WORK INSTRUCTION: Each entry that follows should be set down precisely, with its pictures removed.
----------
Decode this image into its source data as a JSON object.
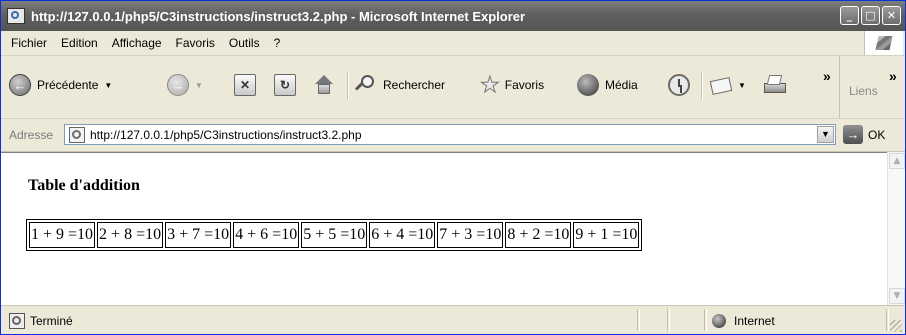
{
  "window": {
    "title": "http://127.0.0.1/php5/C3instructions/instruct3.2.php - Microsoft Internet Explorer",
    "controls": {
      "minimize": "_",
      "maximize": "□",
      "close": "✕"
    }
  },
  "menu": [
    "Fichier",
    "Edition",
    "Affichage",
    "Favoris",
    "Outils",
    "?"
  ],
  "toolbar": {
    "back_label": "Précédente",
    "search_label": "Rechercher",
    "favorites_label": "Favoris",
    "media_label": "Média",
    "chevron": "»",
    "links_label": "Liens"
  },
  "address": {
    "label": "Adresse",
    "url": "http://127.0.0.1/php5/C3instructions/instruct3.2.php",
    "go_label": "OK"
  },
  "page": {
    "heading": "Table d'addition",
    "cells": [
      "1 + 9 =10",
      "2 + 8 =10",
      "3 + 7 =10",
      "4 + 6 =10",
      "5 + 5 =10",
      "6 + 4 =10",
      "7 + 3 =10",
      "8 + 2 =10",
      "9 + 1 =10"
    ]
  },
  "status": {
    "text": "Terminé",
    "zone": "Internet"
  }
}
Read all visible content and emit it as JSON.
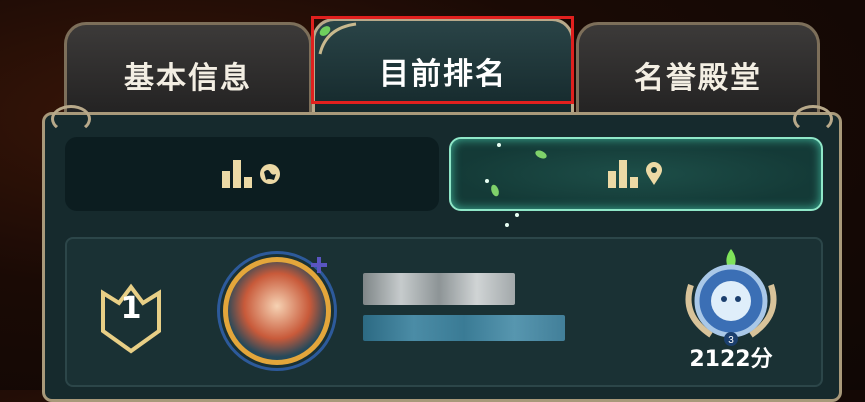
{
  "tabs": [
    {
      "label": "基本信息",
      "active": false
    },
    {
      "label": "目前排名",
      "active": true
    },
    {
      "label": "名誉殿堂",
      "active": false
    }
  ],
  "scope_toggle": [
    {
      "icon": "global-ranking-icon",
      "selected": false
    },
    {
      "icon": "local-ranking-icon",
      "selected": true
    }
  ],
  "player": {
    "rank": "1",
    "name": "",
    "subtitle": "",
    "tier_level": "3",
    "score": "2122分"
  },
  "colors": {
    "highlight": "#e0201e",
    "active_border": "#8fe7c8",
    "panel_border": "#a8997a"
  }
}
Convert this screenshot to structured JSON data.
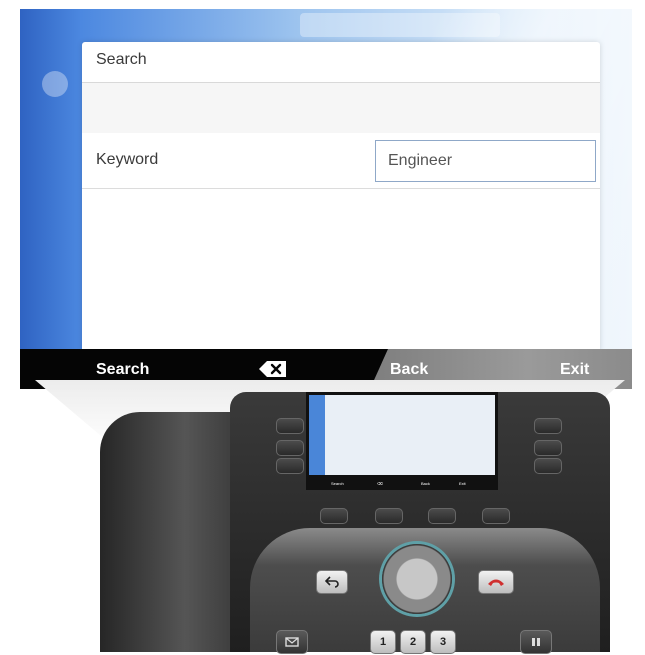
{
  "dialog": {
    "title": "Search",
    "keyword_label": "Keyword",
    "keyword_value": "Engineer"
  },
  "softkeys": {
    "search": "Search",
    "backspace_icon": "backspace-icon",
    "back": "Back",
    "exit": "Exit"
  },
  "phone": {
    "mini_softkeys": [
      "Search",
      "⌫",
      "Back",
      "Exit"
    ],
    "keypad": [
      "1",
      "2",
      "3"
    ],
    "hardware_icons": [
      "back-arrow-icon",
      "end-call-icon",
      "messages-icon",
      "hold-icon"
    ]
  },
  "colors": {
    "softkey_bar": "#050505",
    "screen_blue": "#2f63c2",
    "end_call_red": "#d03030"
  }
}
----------
EXERCISE ANSWER:
Decode this image into its source data as a JSON object.
{
  "window": {
    "title": "http://127.0.0.1/php5/C3instructions/instruct3.2.php - Microsoft Internet Explorer",
    "controls": {
      "minimize": "_",
      "maximize": "□",
      "close": "✕"
    }
  },
  "menu": [
    "Fichier",
    "Edition",
    "Affichage",
    "Favoris",
    "Outils",
    "?"
  ],
  "toolbar": {
    "back_label": "Précédente",
    "search_label": "Rechercher",
    "favorites_label": "Favoris",
    "media_label": "Média",
    "chevron": "»",
    "links_label": "Liens"
  },
  "address": {
    "label": "Adresse",
    "url": "http://127.0.0.1/php5/C3instructions/instruct3.2.php",
    "go_label": "OK"
  },
  "page": {
    "heading": "Table d'addition",
    "cells": [
      "1 + 9 =10",
      "2 + 8 =10",
      "3 + 7 =10",
      "4 + 6 =10",
      "5 + 5 =10",
      "6 + 4 =10",
      "7 + 3 =10",
      "8 + 2 =10",
      "9 + 1 =10"
    ]
  },
  "status": {
    "text": "Terminé",
    "zone": "Internet"
  }
}
Read all visible content and emit it as JSON.
{
  "tabs": [
    {
      "label": "基本信息",
      "active": false
    },
    {
      "label": "目前排名",
      "active": true
    },
    {
      "label": "名誉殿堂",
      "active": false
    }
  ],
  "scope_toggle": [
    {
      "icon": "global-ranking-icon",
      "selected": false
    },
    {
      "icon": "local-ranking-icon",
      "selected": true
    }
  ],
  "player": {
    "rank": "1",
    "name": "",
    "subtitle": "",
    "tier_level": "3",
    "score": "2122分"
  },
  "colors": {
    "highlight": "#e0201e",
    "active_border": "#8fe7c8",
    "panel_border": "#a8997a"
  }
}
Convert this screenshot to structured JSON data.
{
  "dialog": {
    "title": "Search",
    "keyword_label": "Keyword",
    "keyword_value": "Engineer"
  },
  "softkeys": {
    "search": "Search",
    "backspace_icon": "backspace-icon",
    "back": "Back",
    "exit": "Exit"
  },
  "phone": {
    "mini_softkeys": [
      "Search",
      "⌫",
      "Back",
      "Exit"
    ],
    "keypad": [
      "1",
      "2",
      "3"
    ],
    "hardware_icons": [
      "back-arrow-icon",
      "end-call-icon",
      "messages-icon",
      "hold-icon"
    ]
  },
  "colors": {
    "softkey_bar": "#050505",
    "screen_blue": "#2f63c2",
    "end_call_red": "#d03030"
  }
}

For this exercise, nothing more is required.